Personal loan interest rates vary widely depending on a number of factors, including the creditworthiness of the borrower, the amount of the loan, the duration of the loan, and the type of loan. Using the VantageScore risk tier system from Experian, a company that measures credit scores, you can find out what lenders are charging based on these factors. Personal loan rates are calculated by lenders based on several factors, including the borrower’s credit history, credit score, debt-to-income ratio, and other measures.

Good credit scores can qualify for rates of up to 10%. If your credit score is between 300 and 689, you’ll probably qualify for a 13.5% to 15% interest rate. If your credit score is below these numbers, however, you may have a hard time qualifying for loans. Recent bankruptcy, unpaid bills, and maxed out credit cards can lower your credit score. The average credit score for a personal loan is 630 to 689, and you may have to pay higher interest rates to get the money you need.

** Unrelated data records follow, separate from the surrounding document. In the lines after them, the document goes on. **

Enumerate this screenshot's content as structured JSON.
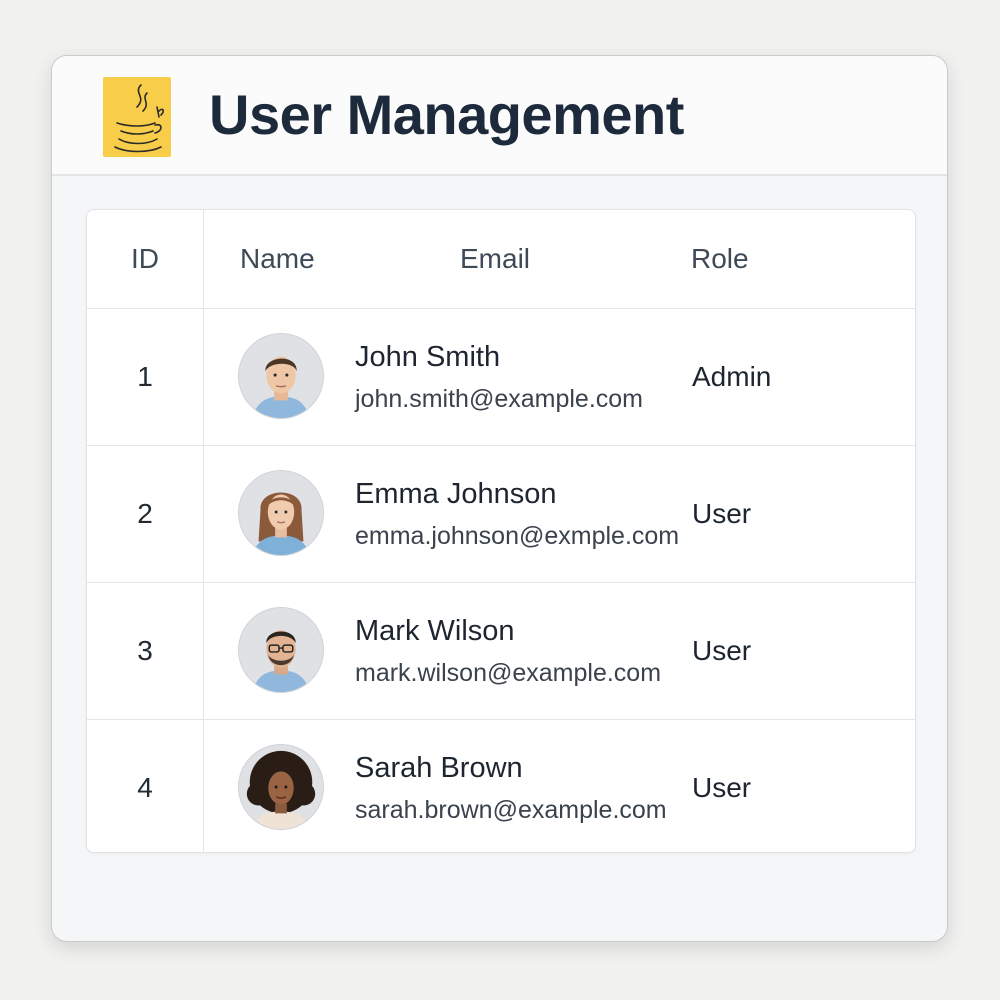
{
  "header": {
    "title": "User Management",
    "logo_icon": "java-coffee-cup-icon",
    "logo_color": "#f8cd4a"
  },
  "table": {
    "columns": [
      "ID",
      "Name",
      "Email",
      "Role"
    ],
    "rows": [
      {
        "id": "1",
        "name": "John Smith",
        "email": "john.smith@example.com",
        "role": "Admin",
        "avatar": "male-short-hair"
      },
      {
        "id": "2",
        "name": "Emma Johnson",
        "email": "emma.johnson@exmple.com",
        "role": "User",
        "avatar": "female-long-hair"
      },
      {
        "id": "3",
        "name": "Mark Wilson",
        "email": "mark.wilson@example.com",
        "role": "User",
        "avatar": "male-glasses-beard"
      },
      {
        "id": "4",
        "name": "Sarah Brown",
        "email": "sarah.brown@example.com",
        "role": "User",
        "avatar": "female-curly-hair"
      }
    ]
  },
  "colors": {
    "title_text": "#1c2a3c",
    "window_bg": "#f5f6f8",
    "border": "#e3e5e8"
  }
}
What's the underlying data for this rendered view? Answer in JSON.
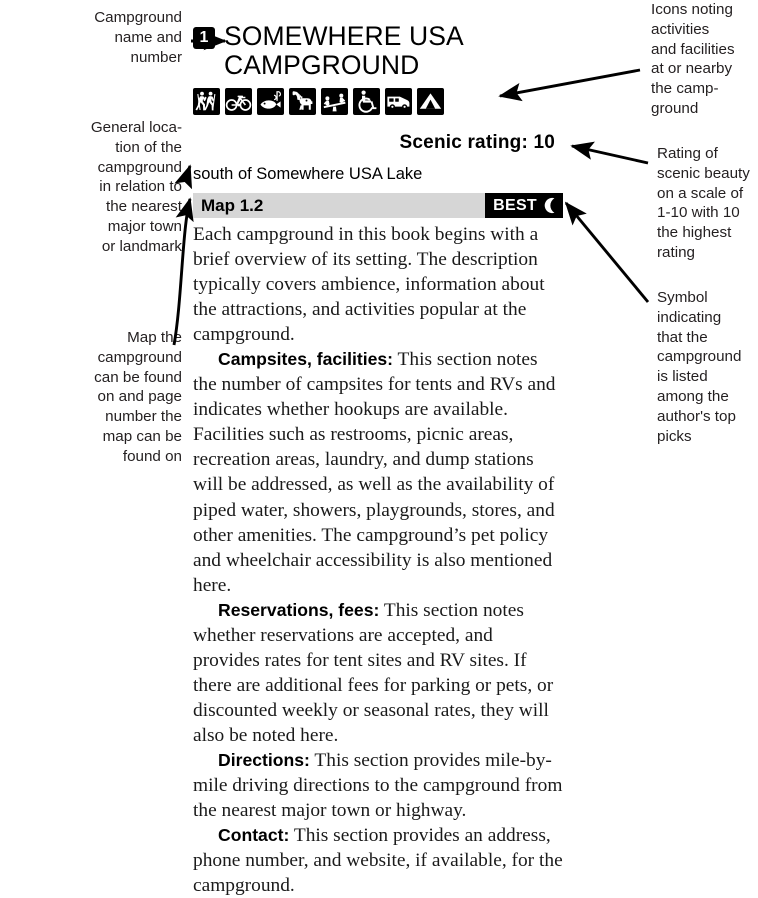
{
  "annotations": {
    "name_and_number": "Campground\nname and\nnumber",
    "general_location": "General loca-\ntion of the\ncampground\nin relation to\nthe nearest\nmajor town\nor landmark",
    "map_reference": "Map the\ncampground\ncan be found\non and page\nnumber the\nmap can be\nfound on",
    "icons_note": "Icons noting\nactivities\nand facilities\nat or nearby\nthe camp-\nground",
    "rating_note": "Rating of\nscenic beauty\non a scale of\n1-10 with 10\nthe highest\nrating",
    "best_note": "Symbol\nindicating\nthat the\ncampground\nis listed\namong the\nauthor's top\npicks"
  },
  "entry": {
    "number": "1",
    "title": "SOMEWHERE USA CAMPGROUND",
    "scenic_rating_label": "Scenic rating: 10",
    "location": "south of Somewhere USA Lake",
    "map_label": "Map 1.2",
    "best_badge_text": "BEST",
    "best_badge_symbol": "crescent-moon"
  },
  "icons": [
    {
      "name": "hiking-icon",
      "label": "Hiking"
    },
    {
      "name": "biking-icon",
      "label": "Biking"
    },
    {
      "name": "fishing-icon",
      "label": "Fishing"
    },
    {
      "name": "pets-icon",
      "label": "Pets permitted"
    },
    {
      "name": "playground-icon",
      "label": "Playground"
    },
    {
      "name": "wheelchair-accessible-icon",
      "label": "Wheelchair accessible"
    },
    {
      "name": "rv-sites-icon",
      "label": "RV sites"
    },
    {
      "name": "tent-sites-icon",
      "label": "Tent sites"
    }
  ],
  "body": {
    "intro": "Each campground in this book begins with a brief overview of its setting. The description typically covers ambience, information about the attractions, and activities popular at the campground.",
    "sections": [
      {
        "heading": "Campsites, facilities:",
        "text": " This section notes the number of campsites for tents and RVs and indicates whether hookups are available. Facilities such as restrooms, picnic areas, recreation areas, laundry, and dump stations will be addressed, as well as the availability of piped water, showers, playgrounds, stores, and other amenities. The campground’s pet policy and wheelchair accessibility is also mentioned here."
      },
      {
        "heading": "Reservations, fees:",
        "text": " This section notes whether reservations are accepted, and provides rates for tent sites and RV sites. If there are additional fees for parking or pets, or discounted weekly or seasonal rates, they will also be noted here."
      },
      {
        "heading": "Directions:",
        "text": " This section provides mile-by-mile driving directions to the campground from the nearest major town or highway."
      },
      {
        "heading": "Contact:",
        "text": " This section provides an address, phone number, and website, if available, for the campground."
      }
    ]
  },
  "colors": {
    "ink": "#000000",
    "map_bar_bg": "#d6d6d6",
    "badge_bg": "#000000",
    "badge_fg": "#ffffff"
  }
}
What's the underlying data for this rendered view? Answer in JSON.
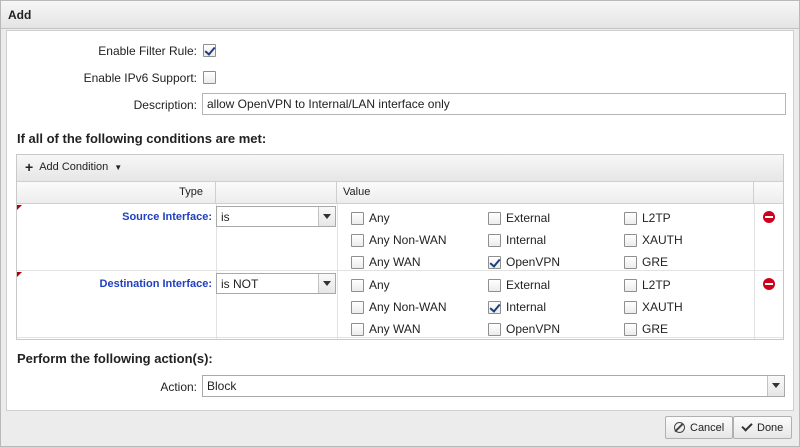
{
  "dialog": {
    "title": "Add"
  },
  "form": {
    "enable_filter_rule": {
      "label": "Enable Filter Rule:",
      "checked": true
    },
    "enable_ipv6": {
      "label": "Enable IPv6 Support:",
      "checked": false
    },
    "description": {
      "label": "Description:",
      "value": "allow OpenVPN to Internal/LAN interface only"
    }
  },
  "conditions": {
    "heading": "If all of the following conditions are met:",
    "add_condition_label": "Add Condition",
    "columns": {
      "type": "Type",
      "value": "Value"
    },
    "rows": [
      {
        "type_label": "Source Interface:",
        "operator": "is",
        "options": [
          {
            "label": "Any",
            "checked": false
          },
          {
            "label": "External",
            "checked": false
          },
          {
            "label": "L2TP",
            "checked": false
          },
          {
            "label": "Any Non-WAN",
            "checked": false
          },
          {
            "label": "Internal",
            "checked": false
          },
          {
            "label": "XAUTH",
            "checked": false
          },
          {
            "label": "Any WAN",
            "checked": false
          },
          {
            "label": "OpenVPN",
            "checked": true
          },
          {
            "label": "GRE",
            "checked": false
          }
        ]
      },
      {
        "type_label": "Destination Interface:",
        "operator": "is NOT",
        "options": [
          {
            "label": "Any",
            "checked": false
          },
          {
            "label": "External",
            "checked": false
          },
          {
            "label": "L2TP",
            "checked": false
          },
          {
            "label": "Any Non-WAN",
            "checked": false
          },
          {
            "label": "Internal",
            "checked": true
          },
          {
            "label": "XAUTH",
            "checked": false
          },
          {
            "label": "Any WAN",
            "checked": false
          },
          {
            "label": "OpenVPN",
            "checked": false
          },
          {
            "label": "GRE",
            "checked": false
          }
        ]
      }
    ]
  },
  "actions": {
    "heading": "Perform the following action(s):",
    "action_label": "Action:",
    "action_value": "Block"
  },
  "footer": {
    "cancel_label": "Cancel",
    "done_label": "Done"
  },
  "colors": {
    "type_label": "#1f3fbf",
    "remove_icon": "#d0021b",
    "required_marker": "#b30000"
  }
}
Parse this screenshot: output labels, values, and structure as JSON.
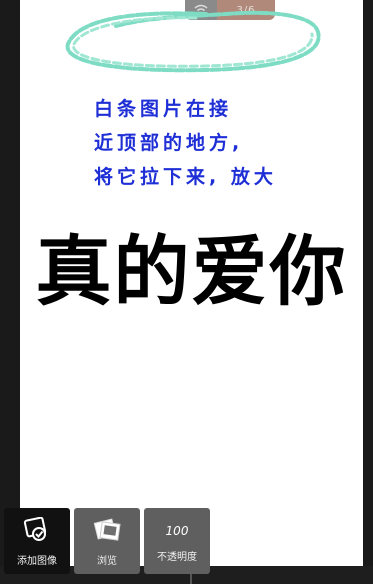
{
  "status": {
    "counter": "3/6"
  },
  "canvas": {
    "instruction_lines": [
      "白条图片在接",
      "近顶部的地方,",
      "将它拉下来, 放大"
    ],
    "big_text": "真的爱你"
  },
  "toolbar": {
    "add_image_label": "添加图像",
    "browse_label": "浏览",
    "opacity_value": "100",
    "opacity_label": "不透明度"
  },
  "colors": {
    "instruction_text": "#1f2fd6",
    "scribble": "#7fdcc4",
    "toolbar_button": "#5f5f5f",
    "toolbar_active": "#111111"
  }
}
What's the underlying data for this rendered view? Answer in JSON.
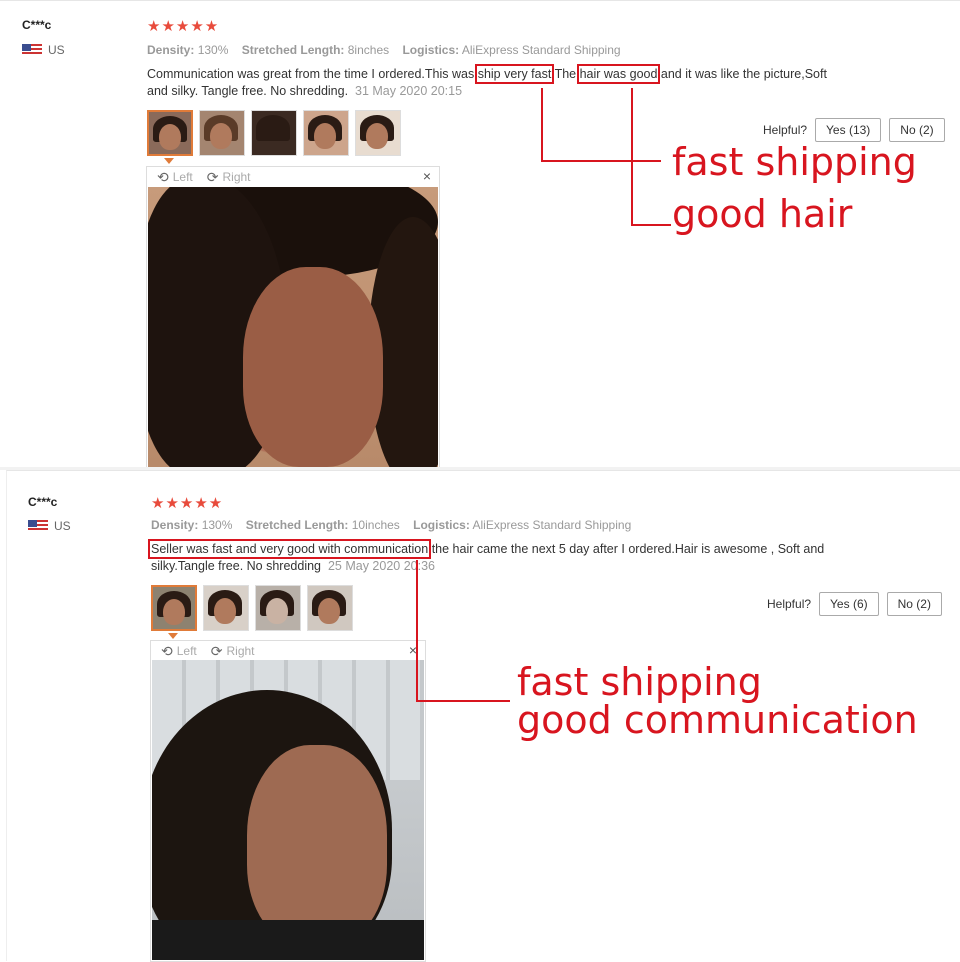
{
  "reviews": [
    {
      "user": "C***c",
      "country": "US",
      "stars": "★★★★★",
      "density_label": "Density:",
      "density_value": "130%",
      "length_label": "Stretched Length:",
      "length_value": "8inches",
      "logistics_label": "Logistics:",
      "logistics_value": "AliExpress Standard Shipping",
      "text_1": "Communication was great from the time I ordered.This was ",
      "highlight_1": "ship very fast",
      "text_2": " The ",
      "highlight_2": "hair was good",
      "text_3": " and it was like the picture,Soft and silky. Tangle free. No shredding.",
      "date": "31 May 2020 20:15",
      "helpful_label": "Helpful?",
      "yes_label": "Yes (13)",
      "no_label": "No (2)",
      "left_label": "Left",
      "right_label": "Right",
      "close_label": "×",
      "annotations": [
        "fast shipping",
        "good hair"
      ]
    },
    {
      "user": "C***c",
      "country": "US",
      "stars": "★★★★★",
      "density_label": "Density:",
      "density_value": "130%",
      "length_label": "Stretched Length:",
      "length_value": "10inches",
      "logistics_label": "Logistics:",
      "logistics_value": "AliExpress Standard Shipping",
      "highlight_1": "Seller was fast and very good with communication",
      "text_1": " the hair came the next 5 day after I ordered.Hair is awesome , Soft and silky.Tangle free. No shredding",
      "date": "25 May 2020 20:36",
      "helpful_label": "Helpful?",
      "yes_label": "Yes (6)",
      "no_label": "No (2)",
      "left_label": "Left",
      "right_label": "Right",
      "close_label": "×",
      "annotations": [
        "fast shipping",
        "good communication"
      ]
    }
  ],
  "colors": {
    "accent": "#d8151f",
    "stars": "#e84b3c",
    "thumb_active": "#e07b39"
  },
  "icons": [
    "rotate-left-icon",
    "rotate-right-icon",
    "close-icon",
    "us-flag-icon",
    "star-icon"
  ]
}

Your personal loan interest rate is calculated on an annual percentage basis. This amount includes both the interest rate and any fees incurred, such as origination fees. If you plan to pay off your loan early, you may be subject to foreclosure charges. Depending on your current financial situation and credit score, you may be able to lock in a lower rate by refinancing your loan. However, be careful when refinancing your loan, as you may end up paying more in interest.

In order to qualify for a lower rate, it is important to prove your income. If you have a stable income, your credit score should be good. You can improve this by taking up a part-time job, or by accumulating more liquid assets. A lower income can also help you qualify for a better interest rate. You should also check your credit report when applying for a personal loan. This will help your lender understand how much debt you can comfortably repay every month.

Your credit score is another factor in determining personal loan interest rates. The higher your credit score, the lower the rate. Secured loans, on the other hand, allow borrowers to pay down their debt and improve their credit score. If you don’t have the funds to pay off your loan immediately, secured personal loans may be a better option. And remember, secured loans are generally cheaper than unsecured loans. So, if your credit is poor, secured personal loans may be a great option for you.

If you want to take out a personal loan, consider one from one of these three banks: U.S. Bank offers a low APR on personal loans up to $1,000, and offers no prepayment penalties or origination fees. Another option is Marcus, an online-only lender owned by Goldman Sachs. Marcus offers personal loans for debt consolidation and home improvement. You should check the minimum credit score and other important factors before applying for a personal loan.